- [EXERCISE DESCRIPTION]: Scan the data. Collect each line that contains the word "amount".

- [GIVEN DATA]:
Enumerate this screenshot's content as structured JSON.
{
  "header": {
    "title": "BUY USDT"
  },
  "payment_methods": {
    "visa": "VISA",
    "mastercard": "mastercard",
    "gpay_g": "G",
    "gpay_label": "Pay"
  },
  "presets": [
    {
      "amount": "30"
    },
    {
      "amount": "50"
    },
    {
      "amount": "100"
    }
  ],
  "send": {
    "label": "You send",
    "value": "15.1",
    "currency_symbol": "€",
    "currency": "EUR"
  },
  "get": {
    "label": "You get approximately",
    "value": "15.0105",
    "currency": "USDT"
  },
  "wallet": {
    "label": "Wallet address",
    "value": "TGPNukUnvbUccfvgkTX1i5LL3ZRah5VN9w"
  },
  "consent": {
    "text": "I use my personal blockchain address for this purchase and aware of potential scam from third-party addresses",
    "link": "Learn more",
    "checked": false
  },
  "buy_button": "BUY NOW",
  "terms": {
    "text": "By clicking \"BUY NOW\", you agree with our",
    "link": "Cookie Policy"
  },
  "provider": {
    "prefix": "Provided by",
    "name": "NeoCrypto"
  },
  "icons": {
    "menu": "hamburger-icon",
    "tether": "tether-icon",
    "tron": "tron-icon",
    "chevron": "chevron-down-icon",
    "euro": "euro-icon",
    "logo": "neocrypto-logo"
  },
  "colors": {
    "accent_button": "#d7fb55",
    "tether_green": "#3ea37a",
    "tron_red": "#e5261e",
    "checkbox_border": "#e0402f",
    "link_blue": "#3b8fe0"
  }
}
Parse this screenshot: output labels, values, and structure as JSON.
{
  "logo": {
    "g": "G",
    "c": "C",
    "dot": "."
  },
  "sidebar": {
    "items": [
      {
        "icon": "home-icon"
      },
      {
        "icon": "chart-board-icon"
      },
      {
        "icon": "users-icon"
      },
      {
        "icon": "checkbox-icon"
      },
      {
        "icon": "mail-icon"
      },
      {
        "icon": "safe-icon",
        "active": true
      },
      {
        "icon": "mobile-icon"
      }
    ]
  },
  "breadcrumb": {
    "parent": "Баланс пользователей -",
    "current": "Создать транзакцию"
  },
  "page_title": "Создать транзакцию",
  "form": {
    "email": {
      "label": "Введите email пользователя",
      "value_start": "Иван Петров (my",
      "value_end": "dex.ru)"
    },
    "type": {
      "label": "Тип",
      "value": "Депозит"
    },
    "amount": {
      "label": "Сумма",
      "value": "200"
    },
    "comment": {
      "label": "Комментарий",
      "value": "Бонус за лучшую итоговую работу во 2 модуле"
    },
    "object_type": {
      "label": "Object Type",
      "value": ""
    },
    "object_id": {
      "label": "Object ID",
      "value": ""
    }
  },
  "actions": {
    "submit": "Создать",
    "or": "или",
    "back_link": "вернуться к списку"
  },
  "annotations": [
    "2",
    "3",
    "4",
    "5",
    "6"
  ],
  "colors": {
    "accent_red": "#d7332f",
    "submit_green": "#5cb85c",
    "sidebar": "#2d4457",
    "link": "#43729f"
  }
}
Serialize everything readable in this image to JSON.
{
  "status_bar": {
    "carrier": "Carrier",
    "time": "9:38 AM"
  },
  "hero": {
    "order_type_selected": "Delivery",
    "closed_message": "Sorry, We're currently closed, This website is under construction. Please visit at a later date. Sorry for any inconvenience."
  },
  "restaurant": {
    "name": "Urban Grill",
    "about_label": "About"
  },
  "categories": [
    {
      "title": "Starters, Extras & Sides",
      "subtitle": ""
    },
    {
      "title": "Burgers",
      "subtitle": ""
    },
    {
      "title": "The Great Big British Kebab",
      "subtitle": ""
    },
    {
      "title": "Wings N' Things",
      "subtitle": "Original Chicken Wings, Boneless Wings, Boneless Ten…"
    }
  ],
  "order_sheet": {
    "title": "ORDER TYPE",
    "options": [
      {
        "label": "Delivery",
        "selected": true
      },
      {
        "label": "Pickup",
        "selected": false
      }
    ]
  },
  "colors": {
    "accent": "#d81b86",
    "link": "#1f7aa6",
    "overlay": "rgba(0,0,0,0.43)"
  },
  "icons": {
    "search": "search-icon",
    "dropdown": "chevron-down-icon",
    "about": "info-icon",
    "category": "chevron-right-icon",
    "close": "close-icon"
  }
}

- [RESPONSE TO THIS EXERCISE]:
      "amount": "30"
      "amount": "50"
      "amount": "100"
    "amount": {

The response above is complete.